ABOUT THIS TASK: Only lines containing the word "name" belong in the answer; copy each one from the records.

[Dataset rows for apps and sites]
◇ ◇ ◇ ◇ ◇
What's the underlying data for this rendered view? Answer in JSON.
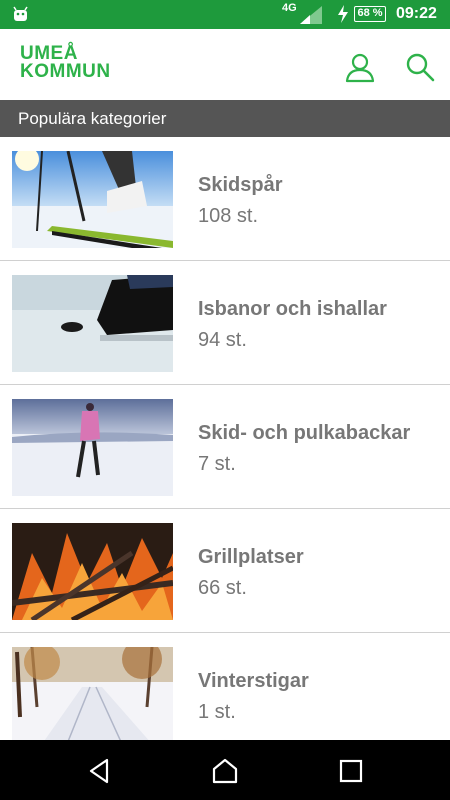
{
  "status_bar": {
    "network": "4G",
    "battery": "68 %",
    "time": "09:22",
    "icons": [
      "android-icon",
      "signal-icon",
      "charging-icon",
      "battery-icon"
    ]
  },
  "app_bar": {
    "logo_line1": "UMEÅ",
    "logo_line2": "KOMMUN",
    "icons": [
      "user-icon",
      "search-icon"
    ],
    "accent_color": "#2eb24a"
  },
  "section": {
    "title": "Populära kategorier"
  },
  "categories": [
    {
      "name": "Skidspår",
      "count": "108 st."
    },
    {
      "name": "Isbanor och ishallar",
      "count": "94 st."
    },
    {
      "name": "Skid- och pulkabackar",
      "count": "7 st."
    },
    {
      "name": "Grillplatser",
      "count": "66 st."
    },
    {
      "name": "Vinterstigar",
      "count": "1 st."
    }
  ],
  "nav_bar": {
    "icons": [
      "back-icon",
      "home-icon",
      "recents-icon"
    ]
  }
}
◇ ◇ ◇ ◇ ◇
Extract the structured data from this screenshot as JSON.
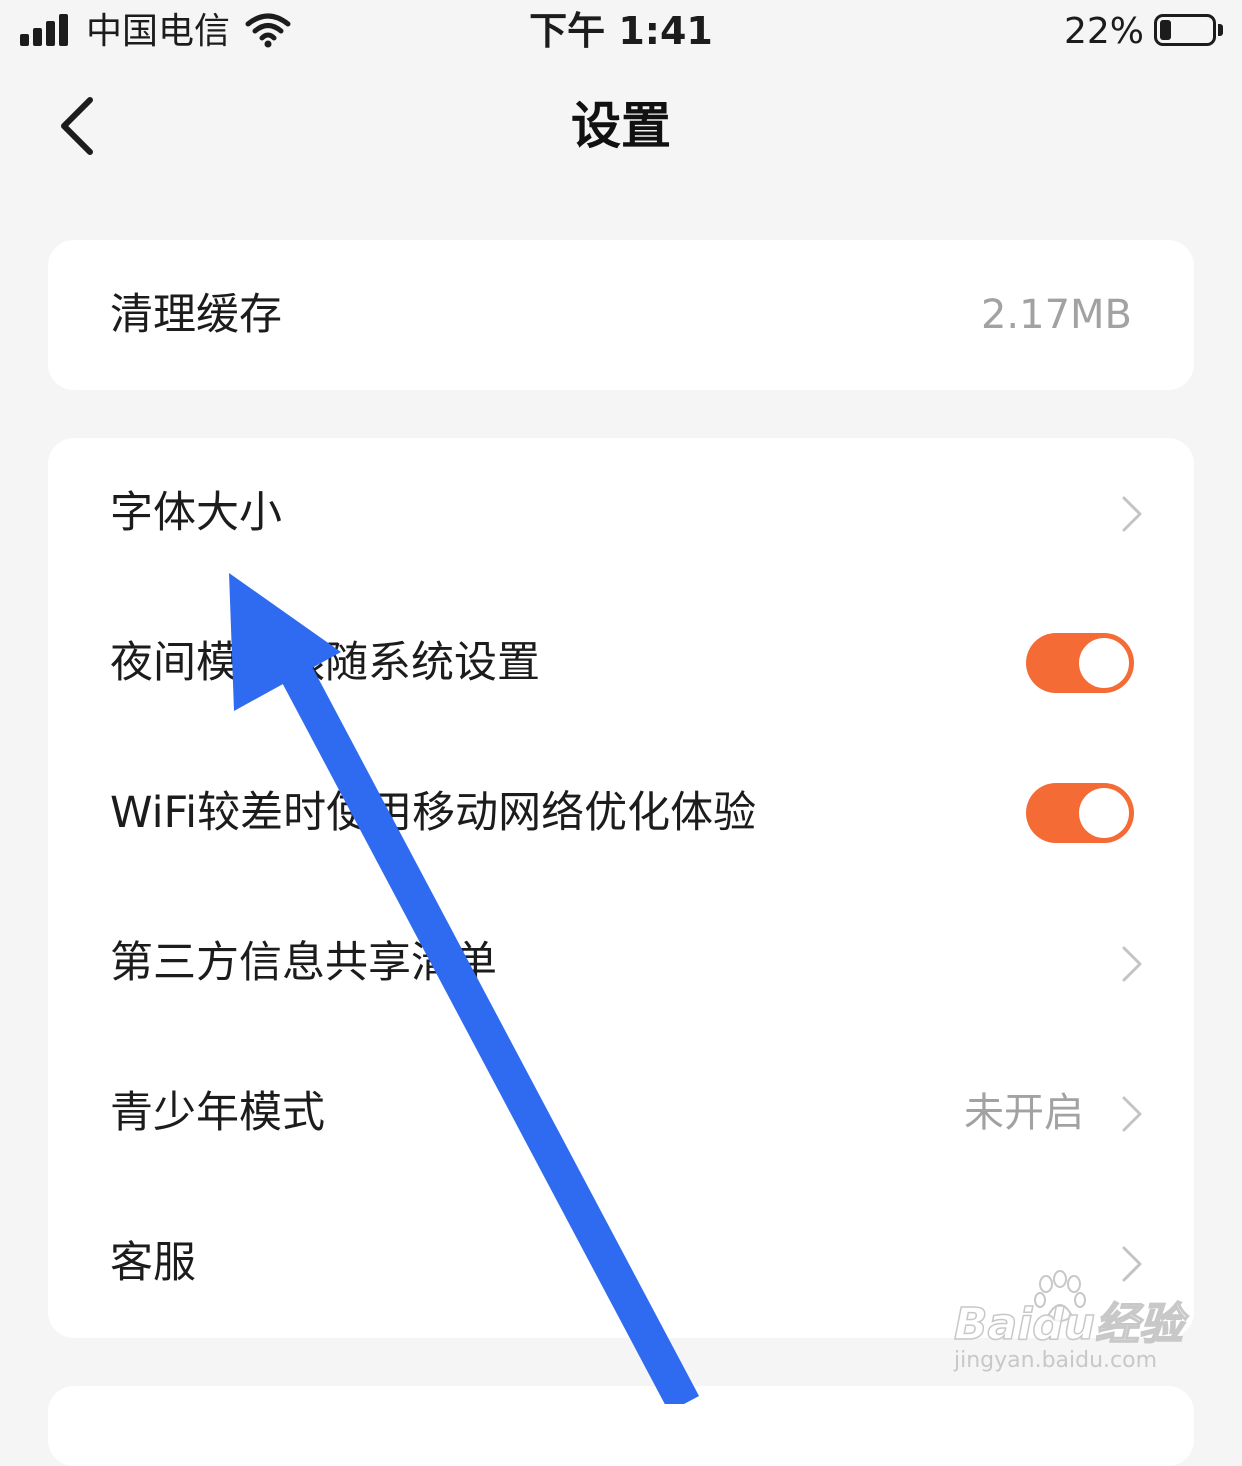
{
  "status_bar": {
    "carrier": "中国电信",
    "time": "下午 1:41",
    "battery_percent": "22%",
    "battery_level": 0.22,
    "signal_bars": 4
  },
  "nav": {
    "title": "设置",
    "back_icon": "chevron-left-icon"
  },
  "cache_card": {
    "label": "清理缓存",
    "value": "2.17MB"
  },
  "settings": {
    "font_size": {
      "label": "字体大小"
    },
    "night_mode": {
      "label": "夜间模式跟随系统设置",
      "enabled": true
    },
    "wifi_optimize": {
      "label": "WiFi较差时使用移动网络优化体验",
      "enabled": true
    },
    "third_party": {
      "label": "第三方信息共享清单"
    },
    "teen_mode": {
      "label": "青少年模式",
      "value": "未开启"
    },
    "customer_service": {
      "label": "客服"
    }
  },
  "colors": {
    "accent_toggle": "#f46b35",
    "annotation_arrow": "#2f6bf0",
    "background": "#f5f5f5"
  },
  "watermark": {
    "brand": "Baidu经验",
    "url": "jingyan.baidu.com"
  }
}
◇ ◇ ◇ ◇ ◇
ANSWER BOX:
      "name": "Skidspår",
      "name": "Isbanor och ishallar",
      "name": "Skid- och pulkabackar",
      "name": "Grillplatser",
      "name": "Vinterstigar",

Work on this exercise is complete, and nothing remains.